**TASK TO COMPLETE**:
Lines in the records below that contain the word "state" must each be copied.

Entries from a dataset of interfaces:
#####

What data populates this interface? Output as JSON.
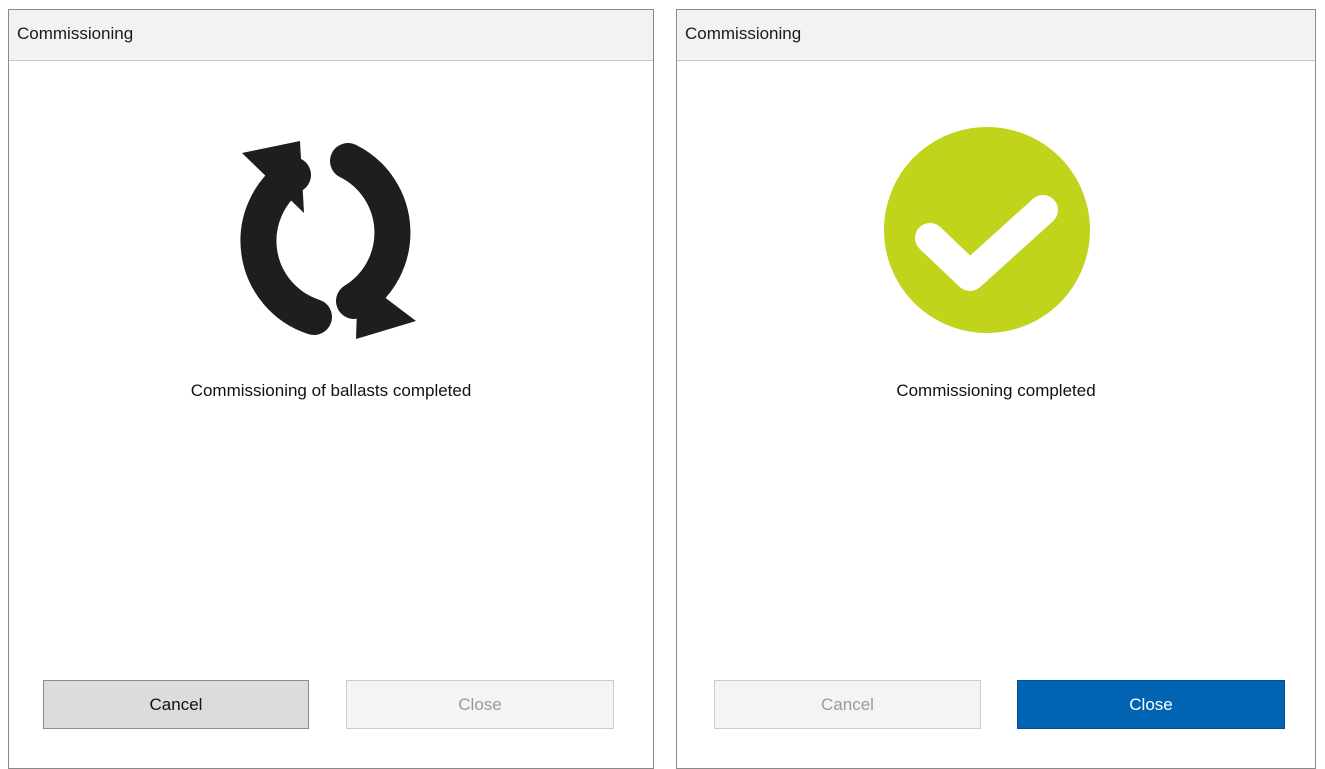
{
  "dialogs": {
    "left": {
      "title": "Commissioning",
      "icon": "refresh-icon",
      "icon_color": "#1e1e1e",
      "message": "Commissioning of ballasts completed",
      "buttons": {
        "cancel": {
          "label": "Cancel",
          "state": "enabled"
        },
        "close": {
          "label": "Close",
          "state": "disabled"
        }
      }
    },
    "right": {
      "title": "Commissioning",
      "icon": "check-circle-icon",
      "icon_color": "#bfd41b",
      "message": "Commissioning completed",
      "buttons": {
        "cancel": {
          "label": "Cancel",
          "state": "disabled"
        },
        "close": {
          "label": "Close",
          "state": "primary",
          "color": "#0064b3"
        }
      }
    }
  }
}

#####

**RESPONSE TO THIS EXERCISE**:
          "state": "enabled"
          "state": "disabled"
          "state": "disabled"
          "state": "primary",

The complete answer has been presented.